The area benefited from some of the rich mill owners providing greenspace for recreation. In fact, Philips Park at the end of Briscoe Lane was one of the first (if not the first) municipal parks in the world. Opened in 1886, the 31 acre park has woodland, allotments and the remains of what was a stuning tulip garden.
But there is something closer to my house. Clayton Vale, which links up to Philip’s Park on the other side of ‘the Heath’.
Although Clayon Vale is technically in Clayton, it is in the borders of Newton Heath and a short walk from the main district centre. Since rediscovering it, we have been taking our morning reverse commute (yes, Jit is doing it with me as he is now working from home too) here. We can easily clock up four miles and get to enjoy some urban spaces, woodland, park and river pre-breakfast. Had we not bee able to get out and about discovering Newton Heath, we might not have made that discovery.
If there is one thing I recommend you do, whenever you are in an area where the shops might look a bit rough or forgotten, is to look up. My experience of doing this, is that you discover history right there in plain sight. Crossing the road can also be a fantastic way of gaining a new perspective on something which you might simply overlook. Take the surveillance company building in Newton Heath. Nothing much to see from the white render and 90s entrance canopy. But on further inspection, this is actually a pretty amazing building.
Settled at the top of the redbrick with narrow mortar joints is a piece of hisroty from the indurtial era of the area. This was the Failsworth (another nearby district with once blurred boundaries) Industrial Society building from 1907.
Seeing more than a town

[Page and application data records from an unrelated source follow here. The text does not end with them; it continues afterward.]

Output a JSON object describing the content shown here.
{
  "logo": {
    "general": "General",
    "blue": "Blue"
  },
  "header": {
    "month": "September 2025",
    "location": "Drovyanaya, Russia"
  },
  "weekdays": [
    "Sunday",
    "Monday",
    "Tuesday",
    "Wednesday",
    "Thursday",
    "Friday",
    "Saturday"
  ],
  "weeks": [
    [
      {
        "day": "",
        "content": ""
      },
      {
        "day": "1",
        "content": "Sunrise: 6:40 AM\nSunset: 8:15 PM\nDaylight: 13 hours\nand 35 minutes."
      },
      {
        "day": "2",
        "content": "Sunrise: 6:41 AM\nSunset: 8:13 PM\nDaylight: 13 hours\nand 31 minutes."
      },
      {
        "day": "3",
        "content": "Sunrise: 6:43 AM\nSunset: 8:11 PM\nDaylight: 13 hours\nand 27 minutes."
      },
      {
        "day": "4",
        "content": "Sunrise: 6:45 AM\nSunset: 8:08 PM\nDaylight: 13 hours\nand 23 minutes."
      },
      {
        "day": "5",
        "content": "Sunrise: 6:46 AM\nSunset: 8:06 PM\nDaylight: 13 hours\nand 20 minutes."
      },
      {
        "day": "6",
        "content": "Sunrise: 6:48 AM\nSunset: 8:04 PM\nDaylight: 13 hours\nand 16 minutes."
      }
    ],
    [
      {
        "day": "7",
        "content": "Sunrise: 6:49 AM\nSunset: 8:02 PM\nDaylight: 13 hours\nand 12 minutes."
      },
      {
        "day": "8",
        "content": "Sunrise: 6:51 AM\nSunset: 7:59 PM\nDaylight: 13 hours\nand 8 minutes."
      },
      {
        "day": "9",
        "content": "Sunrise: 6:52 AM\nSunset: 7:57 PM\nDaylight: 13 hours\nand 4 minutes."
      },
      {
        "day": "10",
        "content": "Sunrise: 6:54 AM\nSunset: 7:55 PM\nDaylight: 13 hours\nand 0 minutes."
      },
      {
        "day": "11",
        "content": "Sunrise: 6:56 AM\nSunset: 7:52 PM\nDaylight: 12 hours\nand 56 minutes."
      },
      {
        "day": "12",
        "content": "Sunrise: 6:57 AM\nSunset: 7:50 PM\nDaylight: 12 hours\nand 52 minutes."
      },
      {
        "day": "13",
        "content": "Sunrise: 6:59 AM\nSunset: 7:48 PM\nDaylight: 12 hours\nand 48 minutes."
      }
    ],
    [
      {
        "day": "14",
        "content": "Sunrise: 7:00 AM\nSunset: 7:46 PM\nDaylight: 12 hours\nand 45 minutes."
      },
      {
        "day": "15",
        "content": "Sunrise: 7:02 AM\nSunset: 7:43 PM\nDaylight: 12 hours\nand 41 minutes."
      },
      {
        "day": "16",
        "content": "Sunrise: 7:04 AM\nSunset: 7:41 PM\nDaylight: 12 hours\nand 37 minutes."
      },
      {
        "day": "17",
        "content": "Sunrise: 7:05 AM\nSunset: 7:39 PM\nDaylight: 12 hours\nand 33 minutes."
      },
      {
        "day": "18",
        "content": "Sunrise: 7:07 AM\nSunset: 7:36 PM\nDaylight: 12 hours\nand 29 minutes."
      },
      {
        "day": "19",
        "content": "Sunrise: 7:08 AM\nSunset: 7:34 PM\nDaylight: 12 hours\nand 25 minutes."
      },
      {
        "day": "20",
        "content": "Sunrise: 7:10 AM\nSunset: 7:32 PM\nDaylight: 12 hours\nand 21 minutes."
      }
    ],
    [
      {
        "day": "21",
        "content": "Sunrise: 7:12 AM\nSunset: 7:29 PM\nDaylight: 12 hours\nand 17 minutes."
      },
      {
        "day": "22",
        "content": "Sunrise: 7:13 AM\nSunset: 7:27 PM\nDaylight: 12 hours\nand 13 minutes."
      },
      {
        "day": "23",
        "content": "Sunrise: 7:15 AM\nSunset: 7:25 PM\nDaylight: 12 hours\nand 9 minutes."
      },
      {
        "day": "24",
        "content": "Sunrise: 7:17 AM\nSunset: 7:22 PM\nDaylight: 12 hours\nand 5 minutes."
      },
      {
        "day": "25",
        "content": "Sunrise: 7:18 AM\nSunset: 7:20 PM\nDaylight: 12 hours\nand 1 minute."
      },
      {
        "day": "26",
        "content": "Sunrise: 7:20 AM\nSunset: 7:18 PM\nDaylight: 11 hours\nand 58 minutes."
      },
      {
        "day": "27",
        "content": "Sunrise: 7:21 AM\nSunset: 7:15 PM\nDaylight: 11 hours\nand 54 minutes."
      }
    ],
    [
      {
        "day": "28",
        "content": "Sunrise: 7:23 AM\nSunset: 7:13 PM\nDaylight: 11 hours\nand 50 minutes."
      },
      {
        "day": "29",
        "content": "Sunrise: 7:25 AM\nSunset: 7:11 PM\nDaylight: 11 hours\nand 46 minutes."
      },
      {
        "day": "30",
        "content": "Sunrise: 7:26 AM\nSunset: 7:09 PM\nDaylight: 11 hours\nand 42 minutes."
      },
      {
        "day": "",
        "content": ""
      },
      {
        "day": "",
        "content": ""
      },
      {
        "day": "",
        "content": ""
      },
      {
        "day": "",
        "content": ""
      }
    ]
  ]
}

This is simply a snippet of the things I have found while discovering Newton Heath on my lockdown walks. Not only have I been able to learn more about the history of the area, I have been able to start falling in love with the place. I am seeing an area, which was seeminly invisible to me for most of the time I have lived here. I need to give it more of a chance (a nice reminder for us all to look past the flaking paint or pot holed roads of an area) to see it for what it is. A player in the Industrial Revolution. The home of Avro, leading the way in airoplane manufacture and part of the moon landing experience. The material for the space suits was created here at P. Frankenstein and Sons. The list goes on. But for many, they see a bit of a run down town. It is more than that, it is Newton upon the Heath. And I hope that you will stick around to learn more as I discover the hidden history of this special place in Manchester.